Abramov told Unearthed that even though Marathon is flaring a significantly higher proportion of gas than its peers, the state as a whole is flaring double the amount stipulated by the regulator. He added that this won’t necessarily result in strong action from the North Dakota Industrial Commission though: “they are probably trying to find a balance between the environmental perspective and the economic perspective because the state is quite dependent on all the tax revenues they get from the oil industry.”

Marathon Oil failed to respond to requests for comment

Hess Corporation and Whiting Petroleum were also among the companies venting and flaring the most gas across the three basins between April 2018 and March 2019. Whiting, vented or flared 19 billion billion cubic feet of gas during this period, while Hess wasted 17 billion cubic feet. 

Both companies failed to respond to multiple requests for comment.

Mark Boling, a former executive at Southwestern Energy, a large independent producer headquartered in Houston, told Unearthed: “for many oil and gas companies, if they are not required to do something, they just won’t. If it’s not making them money and there is no regulatory requirement to do it, they will justify doing nothing by citing their ‘obligation’ to maximise shareholder value. The regulatory aspects of this, in terms of just making people do what is the right thing to do, has been lacking.” 

According to a recent investigation by Energy Intelligence, Texas’ oil and gas regulator has never denied an oil company’s application for a flaring permit.

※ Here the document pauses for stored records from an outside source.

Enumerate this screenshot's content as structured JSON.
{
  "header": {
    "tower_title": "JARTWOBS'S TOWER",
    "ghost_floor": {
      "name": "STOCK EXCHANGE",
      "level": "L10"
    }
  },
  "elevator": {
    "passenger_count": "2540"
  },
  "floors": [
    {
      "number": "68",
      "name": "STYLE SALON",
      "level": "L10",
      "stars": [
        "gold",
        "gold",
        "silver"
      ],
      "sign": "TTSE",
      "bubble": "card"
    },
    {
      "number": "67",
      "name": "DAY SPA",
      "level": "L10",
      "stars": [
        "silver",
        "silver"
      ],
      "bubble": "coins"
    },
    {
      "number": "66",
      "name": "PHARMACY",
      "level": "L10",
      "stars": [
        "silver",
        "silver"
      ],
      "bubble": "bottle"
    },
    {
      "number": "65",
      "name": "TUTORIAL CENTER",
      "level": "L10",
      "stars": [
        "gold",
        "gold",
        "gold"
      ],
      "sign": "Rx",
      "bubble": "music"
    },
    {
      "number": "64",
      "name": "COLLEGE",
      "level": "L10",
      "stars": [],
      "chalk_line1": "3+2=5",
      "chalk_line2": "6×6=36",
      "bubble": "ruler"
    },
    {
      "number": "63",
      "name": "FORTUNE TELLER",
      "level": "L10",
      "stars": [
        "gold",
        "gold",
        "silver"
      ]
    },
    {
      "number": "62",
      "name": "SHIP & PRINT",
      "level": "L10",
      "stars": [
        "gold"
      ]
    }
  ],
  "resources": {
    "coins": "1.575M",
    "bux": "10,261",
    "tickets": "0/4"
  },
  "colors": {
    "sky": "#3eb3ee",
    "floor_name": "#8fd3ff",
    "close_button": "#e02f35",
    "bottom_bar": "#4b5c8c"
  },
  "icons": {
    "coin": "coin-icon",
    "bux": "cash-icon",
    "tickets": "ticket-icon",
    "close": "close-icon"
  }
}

Illustrating the depth of the problem, one producer in the Eagle Ford basin, Exco Resources, vented or flared 63% of the gas it produced in the 12 months up to March 2019, despite its wells being connected to a gas pipeline. According to reports, Exco simply didn’t want to pay the pipeline company to transport the gas. When contacted by Unearthed, a spokesperson for Exco said it had “no comment”.

Our calculations

Unearthed obtained reported industry data from Rystad Energy and looked at operator production and venting/flaring levels from 2011 through to the present. 

We adopted two widely accepted methods for looking at venting and flaring performance. Firstly, the absolute volume of gas wasted; second, the proportion of gas that a company produces that is wasted. 

Based on this analysis we compiled league tables for each of the major basins for the period 2011-2018 and for the 12 months up to March 2019 – both in absolute and percentage terms. We also did this for all three basins combined. 

The data revealed particular concerns for BP and Exxon in the Permian basin and, in the case of Exxon, the Bakken field. Neither oil major flared a significant percentage of gas in the Eagle Ford basin, where overall flaring and venting numbers are much lower. 

We estimated the overall greenhouse gas emissions resulted from the 369 billion cubic feet of gas that was wasted across the three basins based on an estimate that 92% of it was flared and 8% vented. This is based on Rystad Energy data for the New Mexico portion of the Permian, where the state regulator requires the breakdown between venting and flaring to be reported by oil companies.

Rystad said that last year an average of 8% of waste gas was vented across the basin and there is no reason to think this figure is any different across the Texas portion of the Permian basin. Given the lack of any venting data for North Dakota, we applied the 8% figure across the three basins to calculate the overall climate impact.

A version of this story was also published in the New York Times.